▸ **INSTRUCTIONS FOR THE TASK**: Gather all lines in the entries that include the word "icon".

▸ **GIVEN RECORDS**:

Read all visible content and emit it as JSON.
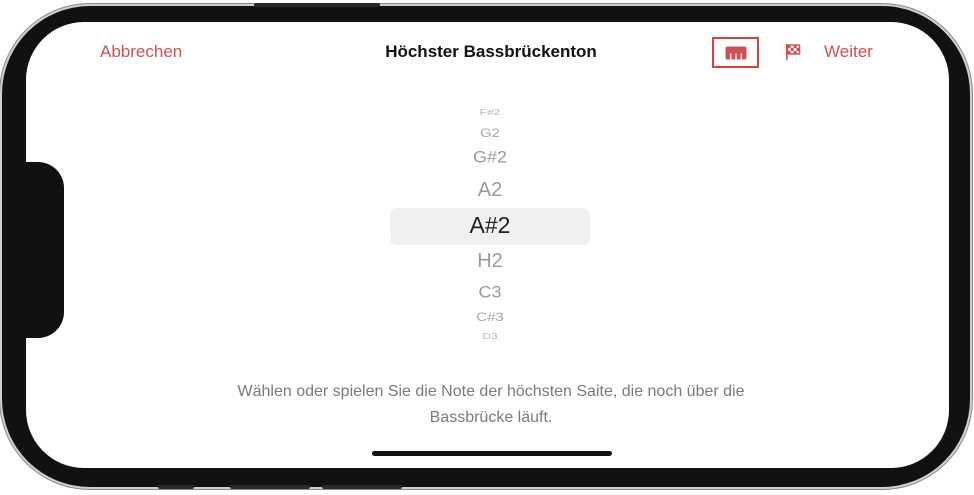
{
  "nav": {
    "cancel_label": "Abbrechen",
    "title": "Höchster Bassbrückenton",
    "next_label": "Weiter",
    "piano_icon": "piano-keyboard-icon",
    "flag_icon": "checkered-flag-icon"
  },
  "picker": {
    "notes": [
      "F#2",
      "G2",
      "G#2",
      "A2",
      "A#2",
      "H2",
      "C3",
      "C#3",
      "D3"
    ],
    "selected": "A#2"
  },
  "instruction": {
    "line1": "Wählen oder spielen Sie die Note der höchsten Saite, die noch über die",
    "line2": "Bassbrücke läuft."
  },
  "colors": {
    "accent": "#d14f4f",
    "highlight_border": "#d9403f"
  }
}
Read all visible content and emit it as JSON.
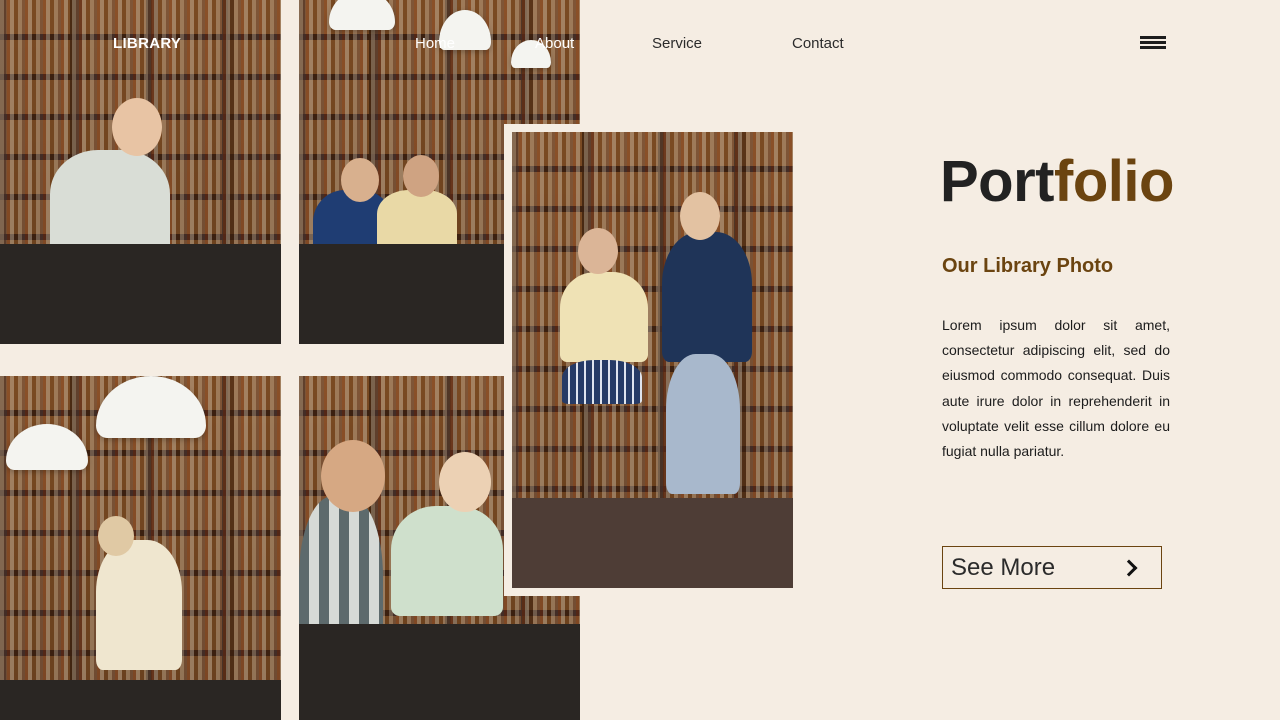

▸ **REPLY**:
    "piano_icon": "piano-keyboard-icon",
    "flag_icon": "checkered-flag-icon"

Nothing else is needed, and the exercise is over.